Exercise directions
Return each line of the listing that has the word "into" in it.

··· Provided data

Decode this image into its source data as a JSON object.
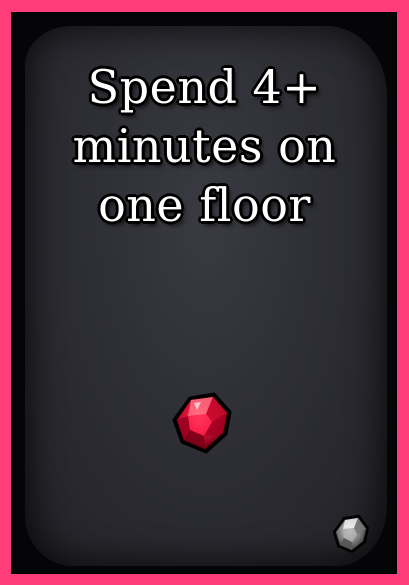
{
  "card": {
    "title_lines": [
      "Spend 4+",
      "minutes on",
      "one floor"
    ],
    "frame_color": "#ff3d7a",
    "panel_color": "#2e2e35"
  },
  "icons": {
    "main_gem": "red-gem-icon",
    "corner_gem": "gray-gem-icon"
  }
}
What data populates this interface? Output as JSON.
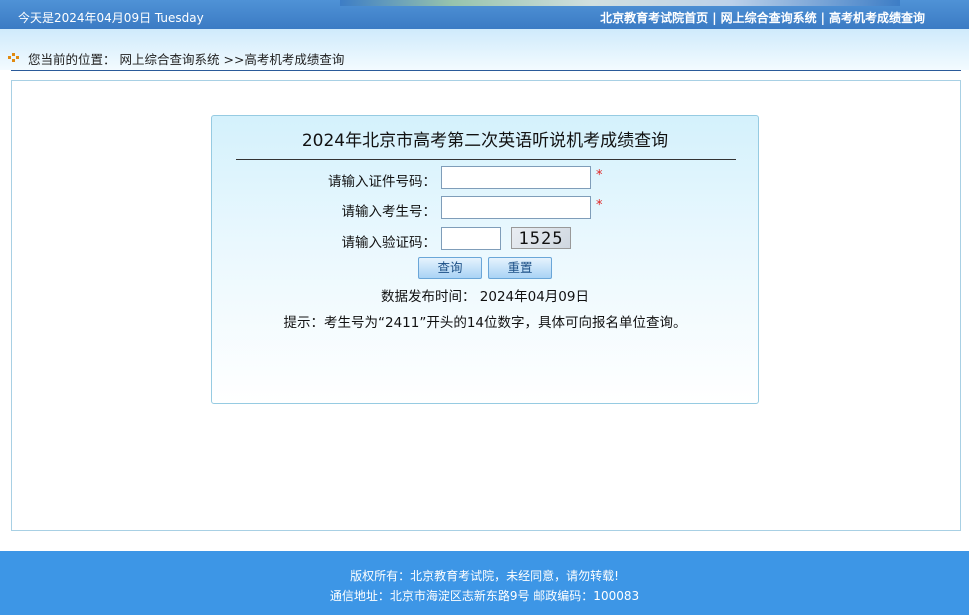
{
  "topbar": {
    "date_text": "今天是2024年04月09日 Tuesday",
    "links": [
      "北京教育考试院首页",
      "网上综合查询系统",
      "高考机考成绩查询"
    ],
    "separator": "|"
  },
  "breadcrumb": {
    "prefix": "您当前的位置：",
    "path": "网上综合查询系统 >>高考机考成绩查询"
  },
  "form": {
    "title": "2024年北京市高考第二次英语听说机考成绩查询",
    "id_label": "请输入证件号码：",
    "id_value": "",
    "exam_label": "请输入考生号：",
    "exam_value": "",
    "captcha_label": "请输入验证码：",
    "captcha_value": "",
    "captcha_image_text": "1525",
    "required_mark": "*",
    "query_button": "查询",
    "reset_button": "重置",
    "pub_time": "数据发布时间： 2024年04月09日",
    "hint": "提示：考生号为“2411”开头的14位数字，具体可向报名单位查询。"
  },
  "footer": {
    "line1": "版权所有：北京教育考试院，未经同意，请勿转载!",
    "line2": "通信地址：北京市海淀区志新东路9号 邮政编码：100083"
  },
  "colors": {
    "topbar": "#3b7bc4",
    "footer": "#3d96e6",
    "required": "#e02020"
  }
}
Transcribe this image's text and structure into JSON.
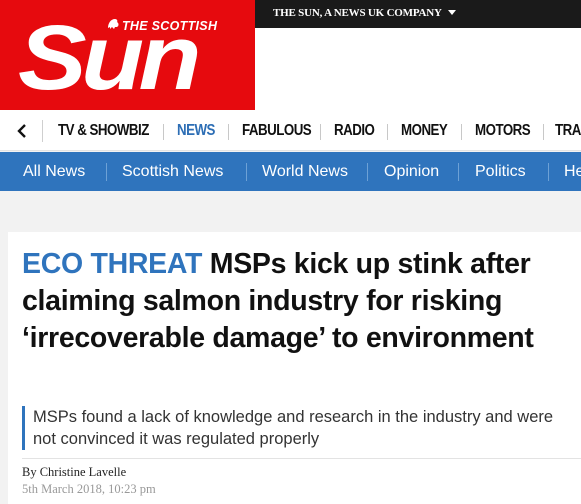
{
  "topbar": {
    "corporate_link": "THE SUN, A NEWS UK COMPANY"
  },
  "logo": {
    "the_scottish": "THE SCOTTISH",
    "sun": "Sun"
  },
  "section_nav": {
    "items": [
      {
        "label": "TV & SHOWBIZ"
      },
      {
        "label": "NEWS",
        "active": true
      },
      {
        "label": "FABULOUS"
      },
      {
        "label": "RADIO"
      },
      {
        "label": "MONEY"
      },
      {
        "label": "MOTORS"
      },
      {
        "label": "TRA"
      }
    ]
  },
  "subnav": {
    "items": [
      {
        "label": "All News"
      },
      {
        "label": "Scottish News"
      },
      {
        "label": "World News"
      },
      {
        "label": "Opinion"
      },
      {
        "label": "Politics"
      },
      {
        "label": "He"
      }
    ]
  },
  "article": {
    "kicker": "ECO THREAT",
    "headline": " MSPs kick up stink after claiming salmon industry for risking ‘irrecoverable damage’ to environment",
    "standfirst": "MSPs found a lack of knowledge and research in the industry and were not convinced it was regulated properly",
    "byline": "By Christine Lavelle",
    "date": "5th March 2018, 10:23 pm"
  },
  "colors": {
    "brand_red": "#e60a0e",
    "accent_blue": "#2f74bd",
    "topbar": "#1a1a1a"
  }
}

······
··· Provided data

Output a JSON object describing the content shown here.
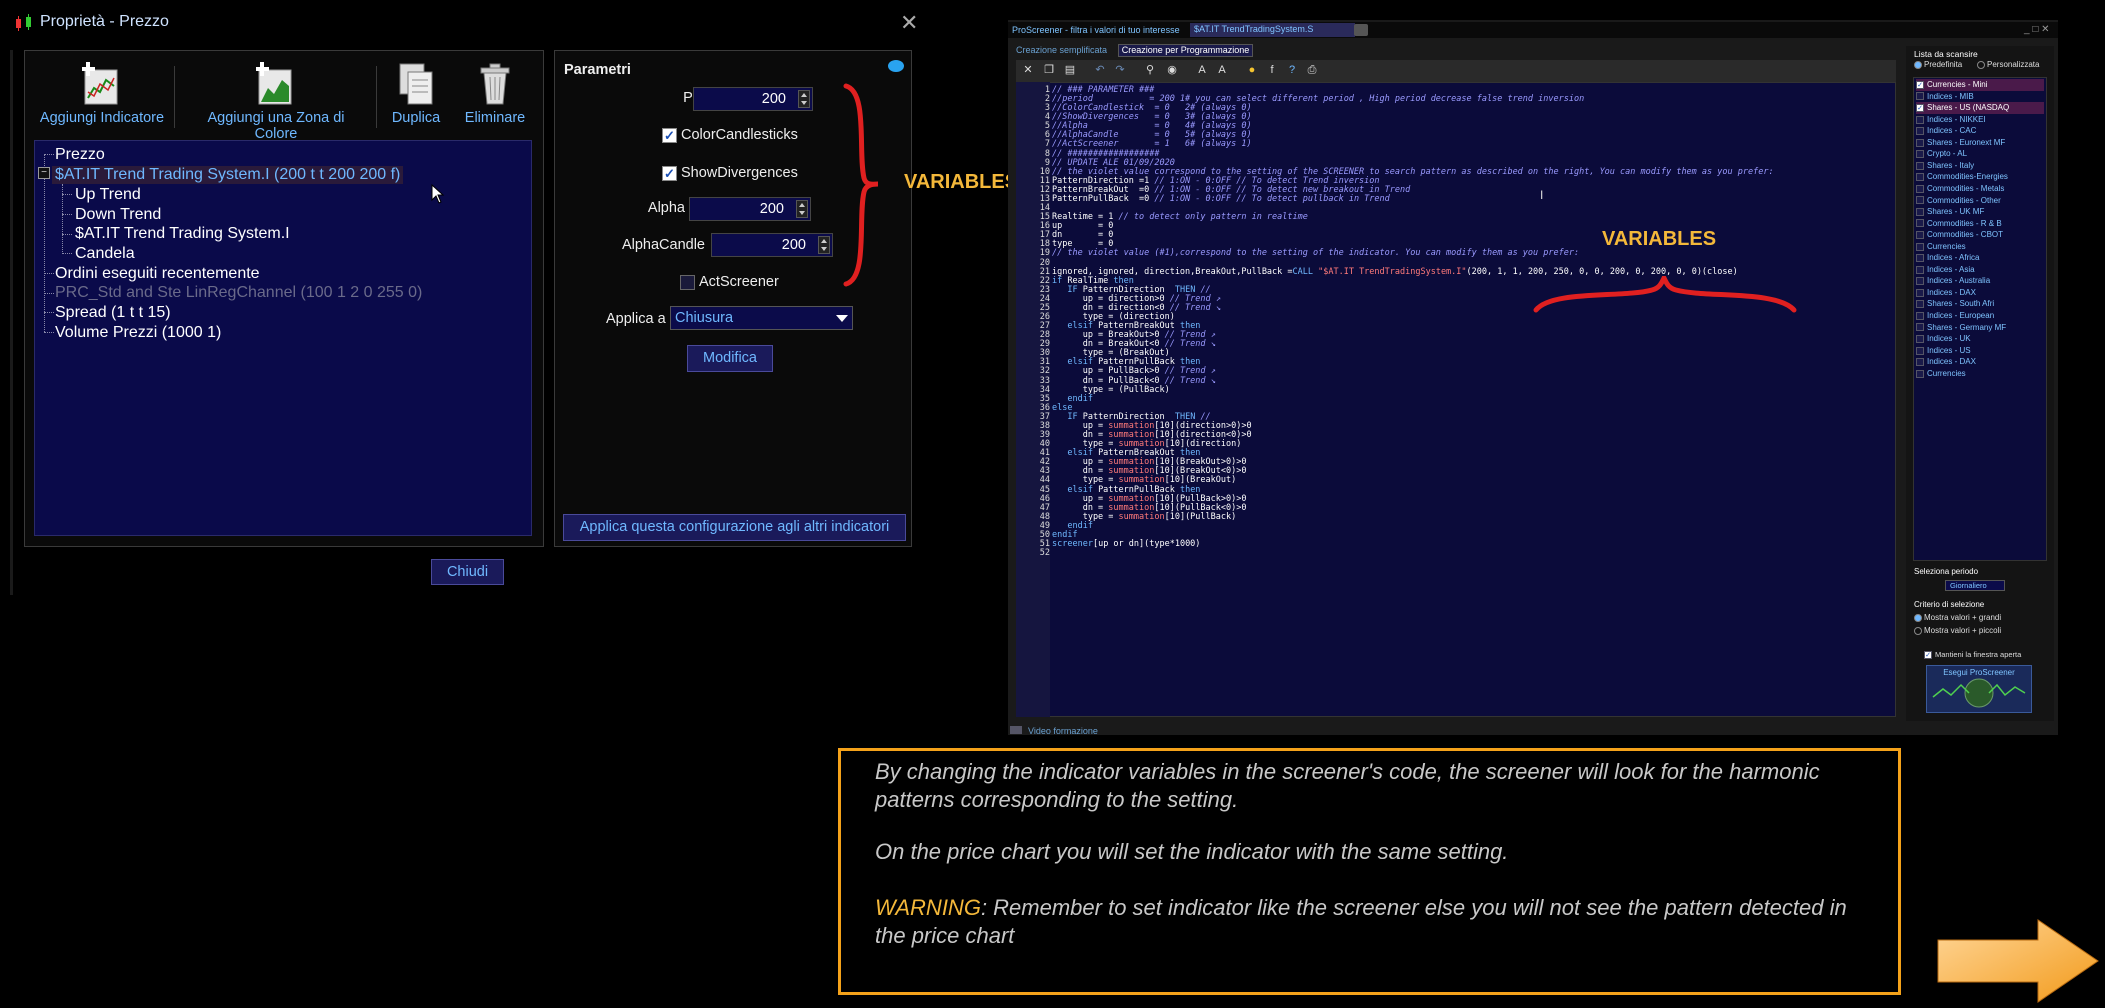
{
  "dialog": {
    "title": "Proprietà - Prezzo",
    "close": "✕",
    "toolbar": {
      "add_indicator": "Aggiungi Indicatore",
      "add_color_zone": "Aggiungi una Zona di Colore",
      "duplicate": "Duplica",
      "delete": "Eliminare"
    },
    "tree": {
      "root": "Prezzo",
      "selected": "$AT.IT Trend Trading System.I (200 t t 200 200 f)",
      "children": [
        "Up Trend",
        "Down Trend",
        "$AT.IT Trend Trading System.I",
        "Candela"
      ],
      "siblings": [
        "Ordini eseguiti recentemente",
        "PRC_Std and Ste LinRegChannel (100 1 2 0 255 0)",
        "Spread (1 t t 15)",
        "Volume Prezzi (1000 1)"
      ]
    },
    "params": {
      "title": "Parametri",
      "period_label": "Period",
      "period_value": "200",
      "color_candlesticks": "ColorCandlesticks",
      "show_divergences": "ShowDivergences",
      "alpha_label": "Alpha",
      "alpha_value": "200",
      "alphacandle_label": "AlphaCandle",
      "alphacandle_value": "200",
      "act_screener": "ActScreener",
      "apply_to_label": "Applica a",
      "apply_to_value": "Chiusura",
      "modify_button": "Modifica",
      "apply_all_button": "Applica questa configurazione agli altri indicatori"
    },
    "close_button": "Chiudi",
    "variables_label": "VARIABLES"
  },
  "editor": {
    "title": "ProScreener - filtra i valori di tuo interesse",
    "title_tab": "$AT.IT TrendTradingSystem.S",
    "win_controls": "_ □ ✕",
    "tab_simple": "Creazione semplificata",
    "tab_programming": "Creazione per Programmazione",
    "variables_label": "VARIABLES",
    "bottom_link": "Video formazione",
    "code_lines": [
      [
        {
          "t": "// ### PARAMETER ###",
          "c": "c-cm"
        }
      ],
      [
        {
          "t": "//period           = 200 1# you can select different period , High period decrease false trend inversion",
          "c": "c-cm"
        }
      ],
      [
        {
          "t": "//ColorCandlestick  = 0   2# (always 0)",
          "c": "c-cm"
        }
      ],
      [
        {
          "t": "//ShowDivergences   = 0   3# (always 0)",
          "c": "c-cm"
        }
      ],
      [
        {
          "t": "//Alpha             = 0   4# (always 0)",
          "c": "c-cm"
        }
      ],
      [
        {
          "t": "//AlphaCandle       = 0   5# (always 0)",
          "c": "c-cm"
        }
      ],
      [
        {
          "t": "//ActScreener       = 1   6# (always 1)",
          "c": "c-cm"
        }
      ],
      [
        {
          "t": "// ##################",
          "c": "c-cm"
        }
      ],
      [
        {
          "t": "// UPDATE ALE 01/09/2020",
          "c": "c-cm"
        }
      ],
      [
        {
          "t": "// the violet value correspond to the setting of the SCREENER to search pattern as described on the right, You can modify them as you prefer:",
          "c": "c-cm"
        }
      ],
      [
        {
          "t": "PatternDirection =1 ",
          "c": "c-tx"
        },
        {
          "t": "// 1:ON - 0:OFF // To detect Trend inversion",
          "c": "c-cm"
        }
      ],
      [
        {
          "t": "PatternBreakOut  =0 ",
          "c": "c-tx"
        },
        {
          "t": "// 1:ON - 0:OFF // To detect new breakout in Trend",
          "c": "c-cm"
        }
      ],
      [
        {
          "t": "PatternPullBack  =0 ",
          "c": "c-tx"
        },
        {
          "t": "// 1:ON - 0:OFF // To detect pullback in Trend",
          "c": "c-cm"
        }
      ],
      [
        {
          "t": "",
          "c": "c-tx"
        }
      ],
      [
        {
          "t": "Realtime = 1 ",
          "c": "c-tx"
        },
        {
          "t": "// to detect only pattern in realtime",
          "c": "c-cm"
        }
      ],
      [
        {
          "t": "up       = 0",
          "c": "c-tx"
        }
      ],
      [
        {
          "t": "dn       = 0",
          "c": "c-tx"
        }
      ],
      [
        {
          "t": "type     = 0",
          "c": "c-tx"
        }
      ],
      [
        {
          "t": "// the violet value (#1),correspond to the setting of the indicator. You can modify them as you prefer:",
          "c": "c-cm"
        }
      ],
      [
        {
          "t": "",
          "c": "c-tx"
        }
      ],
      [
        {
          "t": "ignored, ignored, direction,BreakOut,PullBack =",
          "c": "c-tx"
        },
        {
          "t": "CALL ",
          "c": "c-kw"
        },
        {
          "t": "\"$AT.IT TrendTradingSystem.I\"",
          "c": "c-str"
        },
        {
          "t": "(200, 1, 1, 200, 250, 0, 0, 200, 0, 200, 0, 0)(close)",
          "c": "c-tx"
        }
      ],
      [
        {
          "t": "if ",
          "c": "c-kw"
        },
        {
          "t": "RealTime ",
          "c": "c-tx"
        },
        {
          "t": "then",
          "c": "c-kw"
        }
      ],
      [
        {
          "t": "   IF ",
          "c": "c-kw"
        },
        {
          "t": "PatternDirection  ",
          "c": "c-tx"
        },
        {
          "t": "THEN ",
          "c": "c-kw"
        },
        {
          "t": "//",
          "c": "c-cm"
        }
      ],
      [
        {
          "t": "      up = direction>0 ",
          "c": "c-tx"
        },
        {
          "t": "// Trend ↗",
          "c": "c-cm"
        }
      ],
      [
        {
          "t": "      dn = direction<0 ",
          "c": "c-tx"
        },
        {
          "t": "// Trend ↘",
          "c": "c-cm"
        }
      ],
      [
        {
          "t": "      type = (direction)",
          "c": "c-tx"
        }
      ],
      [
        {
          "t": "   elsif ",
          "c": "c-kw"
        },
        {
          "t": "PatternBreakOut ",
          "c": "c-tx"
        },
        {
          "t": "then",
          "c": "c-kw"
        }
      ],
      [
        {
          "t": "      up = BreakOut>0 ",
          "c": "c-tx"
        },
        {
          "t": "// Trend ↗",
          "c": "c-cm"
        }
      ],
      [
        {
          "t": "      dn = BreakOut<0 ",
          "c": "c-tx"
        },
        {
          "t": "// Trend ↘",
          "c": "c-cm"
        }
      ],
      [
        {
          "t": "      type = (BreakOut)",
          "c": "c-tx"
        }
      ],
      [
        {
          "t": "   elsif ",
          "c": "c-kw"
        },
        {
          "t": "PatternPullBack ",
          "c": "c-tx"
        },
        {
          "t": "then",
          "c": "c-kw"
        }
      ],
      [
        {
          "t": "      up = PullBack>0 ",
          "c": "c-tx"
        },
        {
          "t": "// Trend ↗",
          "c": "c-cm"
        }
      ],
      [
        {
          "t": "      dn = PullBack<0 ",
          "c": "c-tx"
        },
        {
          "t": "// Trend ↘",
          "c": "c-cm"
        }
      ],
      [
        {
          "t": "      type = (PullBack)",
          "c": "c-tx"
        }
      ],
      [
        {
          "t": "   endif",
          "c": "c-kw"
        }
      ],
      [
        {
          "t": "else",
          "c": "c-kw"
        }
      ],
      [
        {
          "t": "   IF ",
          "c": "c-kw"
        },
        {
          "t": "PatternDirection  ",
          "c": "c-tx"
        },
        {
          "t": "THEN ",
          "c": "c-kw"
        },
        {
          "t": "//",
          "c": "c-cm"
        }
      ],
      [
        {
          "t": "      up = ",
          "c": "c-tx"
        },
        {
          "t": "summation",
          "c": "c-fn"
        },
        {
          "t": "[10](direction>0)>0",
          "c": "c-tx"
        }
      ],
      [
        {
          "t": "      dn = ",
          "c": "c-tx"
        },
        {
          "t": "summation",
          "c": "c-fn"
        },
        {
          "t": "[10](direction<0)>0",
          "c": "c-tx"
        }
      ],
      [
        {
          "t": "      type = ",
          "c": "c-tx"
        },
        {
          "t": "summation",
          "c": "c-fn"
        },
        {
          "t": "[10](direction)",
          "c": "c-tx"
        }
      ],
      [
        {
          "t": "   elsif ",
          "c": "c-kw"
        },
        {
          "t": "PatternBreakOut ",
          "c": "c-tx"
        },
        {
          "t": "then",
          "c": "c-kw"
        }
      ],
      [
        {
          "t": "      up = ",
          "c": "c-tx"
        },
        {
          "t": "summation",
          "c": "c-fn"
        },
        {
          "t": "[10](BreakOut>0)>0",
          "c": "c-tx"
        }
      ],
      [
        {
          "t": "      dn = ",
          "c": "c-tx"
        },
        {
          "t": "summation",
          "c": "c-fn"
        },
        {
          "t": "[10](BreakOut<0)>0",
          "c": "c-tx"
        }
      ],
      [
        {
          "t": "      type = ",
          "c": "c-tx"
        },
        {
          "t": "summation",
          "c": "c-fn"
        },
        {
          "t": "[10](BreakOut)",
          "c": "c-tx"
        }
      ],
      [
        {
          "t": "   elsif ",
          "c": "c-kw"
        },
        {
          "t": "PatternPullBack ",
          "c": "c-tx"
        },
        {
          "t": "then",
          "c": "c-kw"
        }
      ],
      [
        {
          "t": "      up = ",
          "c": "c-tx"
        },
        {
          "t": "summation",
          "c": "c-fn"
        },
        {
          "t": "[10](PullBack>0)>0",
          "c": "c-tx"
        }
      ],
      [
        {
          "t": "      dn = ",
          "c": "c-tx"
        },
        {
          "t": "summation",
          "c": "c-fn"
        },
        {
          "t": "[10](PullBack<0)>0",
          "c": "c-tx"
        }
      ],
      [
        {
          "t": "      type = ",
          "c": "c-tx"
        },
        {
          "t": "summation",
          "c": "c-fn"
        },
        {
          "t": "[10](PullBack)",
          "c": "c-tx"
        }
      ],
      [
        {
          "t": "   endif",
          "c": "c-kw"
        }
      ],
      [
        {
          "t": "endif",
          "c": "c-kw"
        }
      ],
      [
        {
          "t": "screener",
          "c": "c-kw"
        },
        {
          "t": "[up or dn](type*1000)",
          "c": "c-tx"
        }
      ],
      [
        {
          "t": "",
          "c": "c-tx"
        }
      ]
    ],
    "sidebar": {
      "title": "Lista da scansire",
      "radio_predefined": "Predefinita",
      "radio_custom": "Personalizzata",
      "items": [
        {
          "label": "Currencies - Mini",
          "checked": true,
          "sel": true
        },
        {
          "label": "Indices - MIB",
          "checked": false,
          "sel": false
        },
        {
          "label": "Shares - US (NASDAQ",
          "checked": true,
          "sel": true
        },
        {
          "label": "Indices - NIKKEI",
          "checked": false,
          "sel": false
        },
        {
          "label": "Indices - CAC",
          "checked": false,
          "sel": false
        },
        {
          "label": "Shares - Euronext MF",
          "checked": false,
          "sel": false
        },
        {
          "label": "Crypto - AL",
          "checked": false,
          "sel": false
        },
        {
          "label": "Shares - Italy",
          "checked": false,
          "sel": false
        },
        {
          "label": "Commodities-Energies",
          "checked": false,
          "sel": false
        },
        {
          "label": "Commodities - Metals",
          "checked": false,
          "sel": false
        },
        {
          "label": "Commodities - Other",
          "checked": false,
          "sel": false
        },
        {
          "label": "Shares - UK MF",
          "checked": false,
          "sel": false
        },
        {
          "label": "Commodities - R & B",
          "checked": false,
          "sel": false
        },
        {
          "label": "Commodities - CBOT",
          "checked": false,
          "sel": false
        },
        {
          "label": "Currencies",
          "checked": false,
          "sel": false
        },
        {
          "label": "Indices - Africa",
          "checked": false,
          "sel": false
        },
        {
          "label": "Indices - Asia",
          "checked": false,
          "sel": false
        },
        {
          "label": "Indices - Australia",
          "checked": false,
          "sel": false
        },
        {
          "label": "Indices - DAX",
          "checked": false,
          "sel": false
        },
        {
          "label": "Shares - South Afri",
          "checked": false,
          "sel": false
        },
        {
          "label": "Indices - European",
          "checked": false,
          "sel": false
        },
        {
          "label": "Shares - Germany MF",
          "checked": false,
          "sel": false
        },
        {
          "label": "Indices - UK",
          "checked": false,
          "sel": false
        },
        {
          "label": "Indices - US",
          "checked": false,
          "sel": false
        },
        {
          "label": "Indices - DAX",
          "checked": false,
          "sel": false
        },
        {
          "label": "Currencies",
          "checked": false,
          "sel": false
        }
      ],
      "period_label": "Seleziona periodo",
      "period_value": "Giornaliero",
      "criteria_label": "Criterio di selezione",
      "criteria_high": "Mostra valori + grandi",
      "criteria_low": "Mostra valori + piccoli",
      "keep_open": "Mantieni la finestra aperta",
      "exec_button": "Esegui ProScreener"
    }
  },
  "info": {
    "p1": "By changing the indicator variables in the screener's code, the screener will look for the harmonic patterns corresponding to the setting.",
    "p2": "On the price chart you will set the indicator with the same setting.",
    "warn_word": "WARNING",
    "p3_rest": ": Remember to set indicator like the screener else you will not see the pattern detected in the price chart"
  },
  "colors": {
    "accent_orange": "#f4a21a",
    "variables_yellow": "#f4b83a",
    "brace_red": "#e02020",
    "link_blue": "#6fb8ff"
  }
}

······

Solved exercise
Decode this image into its source data as a JSON object.
Transcribe this image's text and structure into JSON.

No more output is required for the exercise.